Unravelling molecular details of protein interactions that drive Alzheimers disease.

Status: Current

Dates: 2020 - Start

Māori Relevant Content: Yes


  • Royal Society of New Zealand (Marsden Fund, 2020 - 2023)

Project Abstract
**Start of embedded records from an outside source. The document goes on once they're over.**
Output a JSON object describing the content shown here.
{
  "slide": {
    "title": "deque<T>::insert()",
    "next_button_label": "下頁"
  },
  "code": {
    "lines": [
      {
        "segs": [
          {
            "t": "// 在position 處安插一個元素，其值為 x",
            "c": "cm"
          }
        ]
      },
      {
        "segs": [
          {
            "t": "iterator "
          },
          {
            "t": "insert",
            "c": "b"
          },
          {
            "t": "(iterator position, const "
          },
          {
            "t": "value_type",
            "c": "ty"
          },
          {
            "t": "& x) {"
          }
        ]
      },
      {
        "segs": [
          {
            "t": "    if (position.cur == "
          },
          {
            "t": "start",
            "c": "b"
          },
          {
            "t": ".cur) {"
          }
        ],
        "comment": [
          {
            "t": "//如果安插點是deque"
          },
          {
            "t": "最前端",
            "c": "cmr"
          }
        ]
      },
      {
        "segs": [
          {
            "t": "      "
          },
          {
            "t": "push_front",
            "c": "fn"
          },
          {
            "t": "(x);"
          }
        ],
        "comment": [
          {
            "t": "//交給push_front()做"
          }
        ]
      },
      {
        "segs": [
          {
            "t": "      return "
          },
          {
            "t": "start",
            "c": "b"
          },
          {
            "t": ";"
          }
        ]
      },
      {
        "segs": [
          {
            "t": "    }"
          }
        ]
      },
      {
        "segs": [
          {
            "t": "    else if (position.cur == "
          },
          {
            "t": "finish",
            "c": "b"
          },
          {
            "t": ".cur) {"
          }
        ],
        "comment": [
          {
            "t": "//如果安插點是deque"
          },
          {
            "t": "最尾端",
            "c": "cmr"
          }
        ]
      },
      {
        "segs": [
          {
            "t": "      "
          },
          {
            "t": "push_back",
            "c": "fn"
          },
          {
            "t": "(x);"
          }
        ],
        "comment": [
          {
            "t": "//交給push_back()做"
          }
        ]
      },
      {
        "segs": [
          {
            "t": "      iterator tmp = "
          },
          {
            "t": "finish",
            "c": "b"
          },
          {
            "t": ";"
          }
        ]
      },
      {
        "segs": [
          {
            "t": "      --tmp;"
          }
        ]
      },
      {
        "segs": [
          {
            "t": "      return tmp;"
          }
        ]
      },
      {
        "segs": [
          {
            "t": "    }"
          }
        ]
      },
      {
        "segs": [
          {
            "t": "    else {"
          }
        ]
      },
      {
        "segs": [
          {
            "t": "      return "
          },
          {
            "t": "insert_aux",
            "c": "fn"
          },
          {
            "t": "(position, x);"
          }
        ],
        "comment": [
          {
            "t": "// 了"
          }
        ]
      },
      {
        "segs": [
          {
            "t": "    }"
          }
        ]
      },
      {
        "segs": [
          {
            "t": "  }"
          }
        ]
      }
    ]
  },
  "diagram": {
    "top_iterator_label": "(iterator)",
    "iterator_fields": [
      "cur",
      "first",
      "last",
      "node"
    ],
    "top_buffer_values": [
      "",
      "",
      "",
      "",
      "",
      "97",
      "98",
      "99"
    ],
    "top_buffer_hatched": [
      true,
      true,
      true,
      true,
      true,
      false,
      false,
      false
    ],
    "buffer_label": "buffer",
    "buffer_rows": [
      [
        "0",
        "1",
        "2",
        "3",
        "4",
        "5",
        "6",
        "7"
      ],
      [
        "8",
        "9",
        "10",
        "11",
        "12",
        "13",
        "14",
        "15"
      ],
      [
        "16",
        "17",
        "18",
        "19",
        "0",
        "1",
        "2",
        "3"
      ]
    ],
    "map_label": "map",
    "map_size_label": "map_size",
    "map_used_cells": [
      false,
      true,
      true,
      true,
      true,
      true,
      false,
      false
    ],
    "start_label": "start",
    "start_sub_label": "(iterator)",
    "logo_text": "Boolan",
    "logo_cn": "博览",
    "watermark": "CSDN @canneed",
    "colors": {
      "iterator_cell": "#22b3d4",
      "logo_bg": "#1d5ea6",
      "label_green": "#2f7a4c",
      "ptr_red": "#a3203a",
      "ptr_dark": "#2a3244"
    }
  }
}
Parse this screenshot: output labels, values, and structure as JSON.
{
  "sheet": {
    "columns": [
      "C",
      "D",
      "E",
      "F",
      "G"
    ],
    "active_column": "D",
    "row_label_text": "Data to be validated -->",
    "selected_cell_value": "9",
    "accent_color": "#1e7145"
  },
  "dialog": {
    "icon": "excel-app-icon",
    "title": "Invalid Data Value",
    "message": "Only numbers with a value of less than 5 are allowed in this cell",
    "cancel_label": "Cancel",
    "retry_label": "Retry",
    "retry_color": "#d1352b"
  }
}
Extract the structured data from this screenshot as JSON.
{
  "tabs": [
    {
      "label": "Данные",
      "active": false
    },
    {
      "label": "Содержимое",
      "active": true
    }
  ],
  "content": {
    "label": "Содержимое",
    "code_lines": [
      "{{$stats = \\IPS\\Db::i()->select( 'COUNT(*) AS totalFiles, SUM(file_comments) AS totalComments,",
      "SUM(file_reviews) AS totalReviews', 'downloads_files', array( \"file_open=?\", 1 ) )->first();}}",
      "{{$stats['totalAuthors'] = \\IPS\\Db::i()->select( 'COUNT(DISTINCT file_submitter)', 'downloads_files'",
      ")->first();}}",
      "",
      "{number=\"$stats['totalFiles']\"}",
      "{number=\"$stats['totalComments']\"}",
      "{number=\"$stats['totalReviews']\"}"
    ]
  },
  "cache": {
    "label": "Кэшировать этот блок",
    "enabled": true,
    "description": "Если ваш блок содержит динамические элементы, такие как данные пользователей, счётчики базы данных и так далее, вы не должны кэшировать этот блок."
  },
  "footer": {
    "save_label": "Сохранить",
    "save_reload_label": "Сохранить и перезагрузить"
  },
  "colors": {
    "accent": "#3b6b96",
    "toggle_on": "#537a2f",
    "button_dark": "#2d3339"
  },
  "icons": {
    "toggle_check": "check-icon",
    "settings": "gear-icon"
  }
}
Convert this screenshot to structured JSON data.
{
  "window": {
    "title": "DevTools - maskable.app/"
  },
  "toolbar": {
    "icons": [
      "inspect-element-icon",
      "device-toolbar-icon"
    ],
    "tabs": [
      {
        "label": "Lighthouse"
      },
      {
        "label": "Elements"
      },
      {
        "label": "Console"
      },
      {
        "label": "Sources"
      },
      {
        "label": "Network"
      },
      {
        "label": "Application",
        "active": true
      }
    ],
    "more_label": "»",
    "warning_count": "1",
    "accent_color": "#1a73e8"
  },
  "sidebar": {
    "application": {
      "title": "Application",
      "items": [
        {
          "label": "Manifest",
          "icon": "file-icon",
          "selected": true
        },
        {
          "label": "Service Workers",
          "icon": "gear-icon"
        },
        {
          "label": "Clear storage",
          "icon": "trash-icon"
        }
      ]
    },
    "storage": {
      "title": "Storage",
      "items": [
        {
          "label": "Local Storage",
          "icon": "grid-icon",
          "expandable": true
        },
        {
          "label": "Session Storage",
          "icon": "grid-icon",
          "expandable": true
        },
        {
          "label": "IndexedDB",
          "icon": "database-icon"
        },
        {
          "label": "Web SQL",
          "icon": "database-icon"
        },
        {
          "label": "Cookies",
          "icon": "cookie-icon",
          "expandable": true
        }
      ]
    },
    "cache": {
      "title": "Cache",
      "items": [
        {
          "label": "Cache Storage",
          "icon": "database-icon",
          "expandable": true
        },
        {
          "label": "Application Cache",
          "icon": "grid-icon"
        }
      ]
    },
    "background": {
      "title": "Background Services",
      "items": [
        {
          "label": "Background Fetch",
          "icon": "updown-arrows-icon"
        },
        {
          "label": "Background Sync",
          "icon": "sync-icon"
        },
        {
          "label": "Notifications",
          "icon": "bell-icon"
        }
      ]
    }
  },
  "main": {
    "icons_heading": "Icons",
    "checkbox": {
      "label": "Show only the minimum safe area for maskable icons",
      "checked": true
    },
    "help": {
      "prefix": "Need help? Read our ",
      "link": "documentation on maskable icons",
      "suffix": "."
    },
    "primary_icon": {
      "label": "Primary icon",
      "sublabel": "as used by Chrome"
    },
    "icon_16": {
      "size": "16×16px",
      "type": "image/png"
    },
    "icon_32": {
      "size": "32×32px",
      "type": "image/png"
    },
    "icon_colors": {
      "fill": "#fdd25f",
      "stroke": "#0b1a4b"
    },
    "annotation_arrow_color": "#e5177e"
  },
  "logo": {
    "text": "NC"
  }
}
Dementias such as Alzheimer’s disease are one of the leading causes of death worldwide, and despite an increasing incidence, there are currently no effective treatments against these debilitating diseases. Development of therapies has been hampered by a lack of mechanistic understanding of events that underlie the disease. Two hallmarks of the disease are abnormal aggregation of the protein amyloid-beta and inflammation. In this project we aim to link these two key features, and contribute to our understanding of pathological mechanisms in Alzheimer’s disease by characterising a critical protein interaction, between amyloid-beta and the immune receptor protein TREM2, in molecular detail. We will perform a thorough biophysical and structural characterisation of this important interaction, identifying the specific aggregation states of amyloid-beta that directly interact with TREM2. We will determine molecular consequences of the interaction, using structural methods to model the complex, and determine how disease-linked mutations affect this critical interaction. This work will establish crucial information on the molecular pathology of Alzheimer’s disease, providing targets for the development of therapies to block harmful interactions to treat Alzheimer’s disease.

Researchers - UC Staff

Subject Area: Disciplines